If what we’re interested in is improving health and school attendance, it would make a lot more sense to put money into addressing what is actually hampering health and attendance. Most illness and death among children in developing countries is due to unsafe water and sanitation. The reasons that children don’t attend school are multiple and complex, and include economic, social, and political factors. We know how to improve health among children, but unfortunately it’s not as easy (or as hip) as a pair of TOMS.

Cute kid and his pair of TOMS

Cultural Symbol

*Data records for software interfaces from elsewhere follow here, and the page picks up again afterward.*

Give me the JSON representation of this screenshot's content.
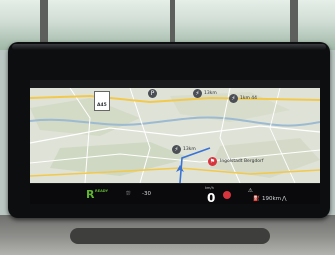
{
  "map": {
    "road_shield_top": "A45",
    "poi_parking": "P",
    "poi_1_label": "13km",
    "poi_2_label": "1km 44",
    "poi_3_label": "13km",
    "destination_label": "Ingolstadt Bergdorf"
  },
  "status_bar": {
    "drive_mode": "R",
    "ready_label": "READY",
    "outside_temp": "-30",
    "speed": "0",
    "speed_unit": "km/h",
    "range": "190km"
  },
  "colors": {
    "ready_green": "#5fb431",
    "map_bg": "#dfe2d6",
    "route_blue": "#3a73d6",
    "warning_red": "#d8343e"
  }
}
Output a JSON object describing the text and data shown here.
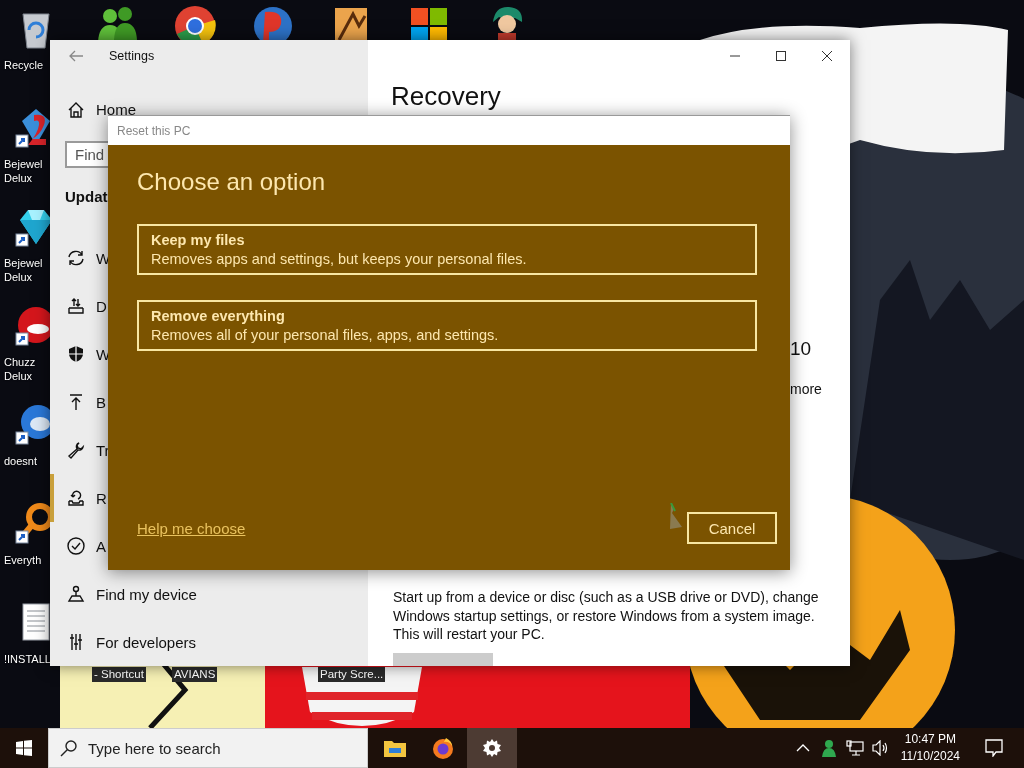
{
  "desktop": {
    "top_icons": [
      {
        "kind": "people"
      },
      {
        "kind": "ring"
      },
      {
        "kind": "ball"
      },
      {
        "kind": "game-box"
      },
      {
        "kind": "four-squares"
      },
      {
        "kind": "figure"
      }
    ],
    "left_icons": [
      {
        "kind": "recycle-bin",
        "lines": [
          "Recycle"
        ],
        "shortcut": false
      },
      {
        "kind": "red-gem",
        "lines": [
          "Bejewel",
          "Delux"
        ],
        "shortcut": true
      },
      {
        "kind": "blue-gem",
        "lines": [
          "Bejewel",
          "Delux"
        ],
        "shortcut": true
      },
      {
        "kind": "red-blob",
        "lines": [
          "Chuzz",
          "Delux"
        ],
        "shortcut": true
      },
      {
        "kind": "blue-orb",
        "lines": [
          "doesnt"
        ],
        "shortcut": true
      },
      {
        "kind": "magnifier",
        "lines": [
          "Everyth"
        ],
        "shortcut": true
      },
      {
        "kind": "document",
        "lines": [
          "!INSTALL"
        ],
        "shortcut": false
      }
    ],
    "bottom_labels": [
      "- Shortcut",
      "AVIANS",
      "Party Scre..."
    ]
  },
  "settings": {
    "title": "Settings",
    "home": "Home",
    "search_placeholder": "Find",
    "section": "Updat",
    "items": [
      {
        "label": "W",
        "kind": "sync",
        "selected": false
      },
      {
        "label": "D",
        "kind": "delivery",
        "selected": false
      },
      {
        "label": "W",
        "kind": "shield",
        "selected": false
      },
      {
        "label": "B",
        "kind": "backup",
        "selected": false
      },
      {
        "label": "Tr",
        "kind": "troubleshoot",
        "selected": false
      },
      {
        "label": "R",
        "kind": "recovery",
        "selected": true
      },
      {
        "label": "A",
        "kind": "activation",
        "selected": false
      },
      {
        "label": "Find my device",
        "kind": "find-device",
        "selected": false
      },
      {
        "label": "For developers",
        "kind": "developers",
        "selected": false
      }
    ],
    "page_title": "Recovery",
    "fragment_1": "10",
    "fragment_2": "more",
    "description": "Start up from a device or disc (such as a USB drive or DVD), change Windows startup settings, or restore Windows from a system image. This will restart your PC."
  },
  "dialog": {
    "title": "Reset this PC",
    "heading": "Choose an option",
    "options": [
      {
        "title": "Keep my files",
        "description": "Removes apps and settings, but keeps your personal files."
      },
      {
        "title": "Remove everything",
        "description": "Removes all of your personal files, apps, and settings."
      }
    ],
    "help_link": "Help me choose",
    "cancel": "Cancel"
  },
  "taskbar": {
    "search_placeholder": "Type here to search",
    "apps": [
      {
        "kind": "folder",
        "selected": false
      },
      {
        "kind": "globe",
        "selected": false
      },
      {
        "kind": "settings",
        "selected": true
      }
    ],
    "time": "10:47 PM",
    "date": "11/10/2024"
  }
}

So why isn’t TOMS, instead of donating shoes, donating money to health organizations, or towards building latrines, or administering vaccines? Well, would you be as likely to buy a pair of TOMS if instead of a promise to give a similar pair to a child in need, they promised to give to respected nonprofits and charities? Probably you would, but not most people. The One for One model is very compelling, and something about giving something as cool as shoes allows us to dig in our wallets much more freely than say, seeing a photo of a pit latrine. More importantly, TOMS has done an extraordinary job of building an iconic product. To annoyingly and grossly generalize: people who wear TOMS are usually pretty hip. They are people who think about what they wear. Some, maybe a lot, are people who are maybe a little more likely to be aware of, and care about, poor people. And caring, in and of itself, has become a little hip. Wearing a pair of TOMS says that you’re in the loop, you’re a citizen of the world, you care. And this has much more to do with TOMS’ marketing and the kind of person that products like TOMS appeals to, than it has to do with the actual good that TOMS does.

I have nothing against dressing well. I fully support it. I also want people to care about the companies they buy from. But I think TOMS, and similar companies/organizations, may have become the poverty equivalent of green-washing. I’d love to see more socially-conscious companies go mainstream, just as it has been nice to see environmentally friendly products become more widely embraced. However, just as you or I should be wary of a dish soap that claims to end climate change, so should we not buy into the idea that shoes, or crocheted hats, or any other product is going to end poverty in entire communities. Let’s dress well, let’s care, but let’s not pretend that doing either of these things is going to seriously address problems as widespread and complex as poor health and education in poor communities. That work is much more difficult, and much less glamorous, than pulling on a pair of shoes.

Kristen Stewart Wears TOMS, Doesn't End Poverty